On Day 5, we met Mr Gangadhar, an agriculturist, farming in the outskirts of Bangalore. Like 1000s of farmers across water-starved India, Mr Gangadhar has been struggling to find a sustainable irrigation solution for his land. When he started farming 10 years ago, the water table used to be around 400 feet; today there are bore wells that go well beyond 1000 feet. At the same time, migration of farm workers to city jobs was making labour for farm operations an enormous challenge. The Flybird products were able to irrigate his entire stretch of land in an automated, electricity-efficient manner. Flybird’s Smart irrigation controller has an in-built cache memory which intelligently switch on and off the valve (irrigation) depending on rains and moisture content in the soil.

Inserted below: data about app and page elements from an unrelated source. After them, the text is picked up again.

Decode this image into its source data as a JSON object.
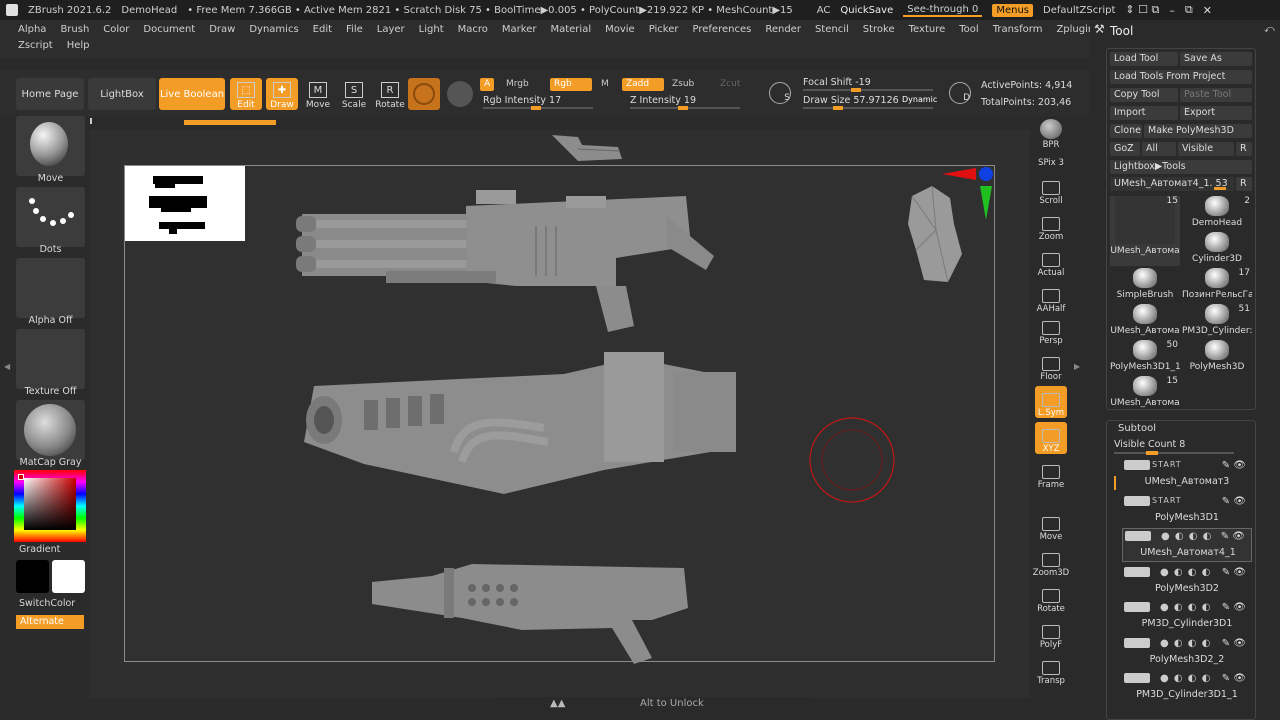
{
  "titlebar": {
    "app": "ZBrush 2021.6.2",
    "doc": "DemoHead",
    "status": "• Free Mem 7.366GB • Active Mem 2821 • Scratch Disk 75 • BoolTime▶0.005 • PolyCount▶219.922 KP • MeshCount▶15",
    "ac": "AC",
    "quicksave": "QuickSave",
    "seethrough": "See-through  0",
    "menus": "Menus",
    "zscript": "DefaultZScript"
  },
  "menubar": {
    "row1": [
      "Alpha",
      "Brush",
      "Color",
      "Document",
      "Draw",
      "Dynamics",
      "Edit",
      "File",
      "Layer",
      "Light",
      "Macro",
      "Marker",
      "Material",
      "Movie",
      "Picker",
      "Preferences",
      "Render",
      "Stencil",
      "Stroke",
      "Texture",
      "Tool",
      "Transform",
      "Zplugin"
    ],
    "row2": [
      "Zscript",
      "Help"
    ]
  },
  "toolbar": {
    "home": "Home Page",
    "lightbox": "LightBox",
    "liveboolean": "Live Boolean",
    "edit": "Edit",
    "draw": "Draw",
    "move": "Move",
    "scale": "Scale",
    "rotate": "Rotate",
    "a": "A",
    "mrgb": "Mrgb",
    "rgb": "Rgb",
    "m": "M",
    "zadd": "Zadd",
    "zsub": "Zsub",
    "zcut": "Zcut",
    "rgb_intensity": "Rgb Intensity 17",
    "z_intensity": "Z Intensity 19",
    "focal_shift": "Focal Shift -19",
    "draw_size": "Draw Size  57.97126",
    "dynamic": "Dynamic",
    "active_points": "ActivePoints: 4,914",
    "total_points": "TotalPoints: 203,46",
    "s": "S",
    "d": "D"
  },
  "leftshelf": {
    "move": "Move",
    "dots": "Dots",
    "alpha": "Alpha Off",
    "texture": "Texture Off",
    "matcap": "MatCap Gray",
    "gradient": "Gradient",
    "switchcolor": "SwitchColor",
    "alternate": "Alternate"
  },
  "rightshelf": [
    "BPR",
    "SPix 3",
    "Scroll",
    "Zoom",
    "Actual",
    "AAHalf",
    "Persp",
    "Floor",
    "L.Sym",
    "XYZ",
    "Frame",
    "Move",
    "Zoom3D",
    "Rotate",
    "PolyF",
    "Transp"
  ],
  "toolpanel": {
    "title": "Tool",
    "load_tool": "Load Tool",
    "save_as": "Save As",
    "load_from_project": "Load Tools From Project",
    "copy_tool": "Copy Tool",
    "paste_tool": "Paste Tool",
    "import": "Import",
    "export": "Export",
    "clone": "Clone",
    "make_polymesh": "Make PolyMesh3D",
    "goz": "GoZ",
    "all": "All",
    "visible": "Visible",
    "r": "R",
    "lightbox_tools": "Lightbox▶Tools",
    "current_tool": "UMesh_Автомат4_1. 53",
    "tools": [
      {
        "name": "UMesh_Автома",
        "count": "15"
      },
      {
        "name": "DemoHead",
        "count": "2"
      },
      {
        "name": "Cylinder3D",
        "count": ""
      },
      {
        "name": "SimpleBrush",
        "count": ""
      },
      {
        "name": "ПозингРельсГа",
        "count": "17"
      },
      {
        "name": "UMesh_Автома",
        "count": ""
      },
      {
        "name": "PM3D_Cylinder:",
        "count": "51"
      },
      {
        "name": "PolyMesh3D1_1",
        "count": "50"
      },
      {
        "name": "PolyMesh3D",
        "count": ""
      },
      {
        "name": "UMesh_Автома",
        "count": "15"
      }
    ],
    "subtool_title": "Subtool",
    "visible_count": "Visible Count 8",
    "subtools": [
      {
        "name": "UMesh_Автомат3",
        "tag": "START"
      },
      {
        "name": "PolyMesh3D1",
        "tag": "START"
      },
      {
        "name": "UMesh_Автомат4_1",
        "tag": ""
      },
      {
        "name": "PolyMesh3D2",
        "tag": ""
      },
      {
        "name": "PM3D_Cylinder3D1",
        "tag": ""
      },
      {
        "name": "PolyMesh3D2_2",
        "tag": ""
      },
      {
        "name": "PM3D_Cylinder3D1_1",
        "tag": ""
      }
    ]
  },
  "bottom_hint": "Alt to Unlock"
}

FlyBird Farm Innovations was born from a desire to solve the key problems of the small farmer. K.A. Satish (the founder) wanted to approach the challenges through the lens of technology and innovation and has focused on solutions that improve crop yields and save water and electric power. Flybird’s Smart Irrigation Controller, Siri, does just that, by enabling automatic precise irrigation and fertigation system. Siri is affordable and prevents under and over irrigation of crops and plants, enabling farmers like Mr Gangadhar to see an improvement of 15–20% in their yield. In a country still largely dependent on agricultural output, this is deeply impactful.
Flybird has been closely working with 100+ farmers in various districts of Karnataka and has automated their drip and fertigation systems in their farms.
(That afternoon we met the Artoo team in their Bangalore headquarters).
It was a week of intense experiences and insights. We should have been exhausted, but instead and we came back re-energised by all the teams we had met, the work that was being done and the very tangible impact that was being created on the ground. Our country’s development challenges remain huge, but there are many smart, passionate minds attempting to tackle each of them, and our work remains to support them.